CNN senior political analyst David Gergen went so far to compare the
Senate's cloture vote early Monday morning on ObamaCare to the 1954
Brown v. Board of Education decision. Seconds after the Senate
concluded its vote, Gergen lamented the party line vote, and contrasted
it with the unanimous finding of the Supreme Court which ended the
segregation of schools [audio clips from segment available here ].
The analyst appeared during CNN's midnight special coverage as the Senate concluded its debate on its version of health care "reform" legislation. Sixteen minutes into the 1 am hour, anchor Tom Foreman asked the perennial White House advisor about the expected partisan vote: "What's wrong with the Democrats simply saying- fine, you don't want to vote with us? This is entirely ours."
Gergen immediately began his lament about the party line vote, and soon dropped his comparison to the Brown decision:
GERGEN: In my judgment, it's a tragedy for the country to have a bill this important, one of the- a stark piece of legislation passed with only one party voting for it. That has not happened. That's not been our history. I mean, the time I was in the Clinton White House, when President Clinton and Mrs. Clinton were pushing for health care reform- and I remember so well- Pat Moynihan- he was one of my mentors in life. He was a wonderful senator who called me in and said David- and he then sent me all the literature on it- every time we pass major social legislation in this country, we pass it with supermajority, with both parties. It's so important to building public confidence, just like Earl Warren when he had the Brown versus Board of Education. He wanted to make sure it was nine-nothing on the Supreme Court. He spent lots and lots of time rounding up everybody. Pat Moynihan pointed out and every time-
Foreman interrupted the senior political analyst briefly to go to the feed from the floor of the Senate as the clerk confirmed that cloture had been reached. He went back to Gergen and asked him to continue his previous thought:
FOREMAN: You were saying this is certainly a victory for the White House, but in many ways, it seems like the fissure in this country, between the left and the right, conservatives and liberals, Republicans and Democrats- I guess you could argue it grew even deeper tonight.
GERGEN: It has, and it's terribly unfortunate. Donna Brazile [who appeared immediately before Gergen] is right- this is an historic moment. Senate of the United States has never voted for universal access before. This vote tonight- the 60 now ensures that the universal access bill will pass the Senate. That's very, very important for them.
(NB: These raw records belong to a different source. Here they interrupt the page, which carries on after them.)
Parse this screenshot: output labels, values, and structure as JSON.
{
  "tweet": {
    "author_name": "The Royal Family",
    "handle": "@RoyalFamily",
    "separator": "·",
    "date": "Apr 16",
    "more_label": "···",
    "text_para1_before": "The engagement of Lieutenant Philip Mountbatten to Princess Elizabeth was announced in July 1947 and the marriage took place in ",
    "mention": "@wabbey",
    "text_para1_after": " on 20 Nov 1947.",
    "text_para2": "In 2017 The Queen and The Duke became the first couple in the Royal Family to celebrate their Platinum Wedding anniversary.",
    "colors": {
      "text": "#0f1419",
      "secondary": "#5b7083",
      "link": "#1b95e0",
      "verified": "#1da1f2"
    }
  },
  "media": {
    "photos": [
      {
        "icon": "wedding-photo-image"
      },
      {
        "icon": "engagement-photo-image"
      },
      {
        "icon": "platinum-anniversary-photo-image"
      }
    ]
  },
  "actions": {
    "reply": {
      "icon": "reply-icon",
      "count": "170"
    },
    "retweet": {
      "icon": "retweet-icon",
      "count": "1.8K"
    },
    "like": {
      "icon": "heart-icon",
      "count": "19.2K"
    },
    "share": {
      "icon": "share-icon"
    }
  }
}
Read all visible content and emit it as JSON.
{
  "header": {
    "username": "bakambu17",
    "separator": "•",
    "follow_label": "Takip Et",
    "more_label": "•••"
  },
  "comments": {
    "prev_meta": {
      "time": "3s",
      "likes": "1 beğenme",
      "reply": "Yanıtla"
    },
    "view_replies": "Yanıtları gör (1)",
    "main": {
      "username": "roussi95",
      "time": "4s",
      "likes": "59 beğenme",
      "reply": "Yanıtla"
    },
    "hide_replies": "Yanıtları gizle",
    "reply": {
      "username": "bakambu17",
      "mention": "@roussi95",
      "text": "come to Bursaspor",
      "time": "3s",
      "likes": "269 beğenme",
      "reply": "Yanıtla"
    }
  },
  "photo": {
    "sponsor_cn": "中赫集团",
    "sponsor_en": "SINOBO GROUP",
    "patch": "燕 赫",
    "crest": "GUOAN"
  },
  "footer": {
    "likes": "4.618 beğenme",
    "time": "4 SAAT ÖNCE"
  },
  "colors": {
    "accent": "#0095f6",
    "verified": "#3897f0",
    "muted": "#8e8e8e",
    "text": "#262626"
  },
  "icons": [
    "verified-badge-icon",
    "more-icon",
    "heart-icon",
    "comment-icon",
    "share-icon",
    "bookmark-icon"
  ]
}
Having said that, it all- we've now reached the point where on significant social legislation, Olympia- and- to this tragic quality was expressed by Olympia Snowe. She's one of the- you know, there are Republicans, of course, who are just ideologically opposed to anything working with the Democrats, but Olympia Snowe was trying to work with the Republicans [Democrats?], and to have her tonight express severe disappointment at the way that this is unfolding here in these last days, severe disappointment that this is the first major social legislation that is passed in this country in more than half a century that has not enjoyed a vote from the other side, is, I think, brought us to the place where we can say- historic legislation is about to be made, but it's a tragedy to me that it can't be done with more support from the other side, that this couldn't have been worked out in a more bipartisan way. I'm not sure- the blame is pretty evenly divided here about who is responsible for that, but the fact is, the partisanship, the poisonous toxic atmosphere that exists on the Senate floor tonight and in much of Washington is not healthy for the country.
Gergen has been notorious over the past year for his outlandish analyses. In February 2009, he labeled the Obama agenda  "one of the greatest political dramas of our time." On September 8, Gergen lamented the resignation of Van Jones , Obama's radical "green jobs" czar: "It's a sad day to see a man of good work get so little credit." After President Obama made his speech to the Muslim world in June, he trumpeted it as "the most powerful and the most persuasive speech  any American president has ever made to the Muslim populations around the world." Earlier this month, the analyst likened President Obama to a damsel in distress. And who can forget his giggles when Anderson Cooper made his infamous "teabagging" remark  back in April?
-Matthew Balan is a news analyst at the Media Research Center.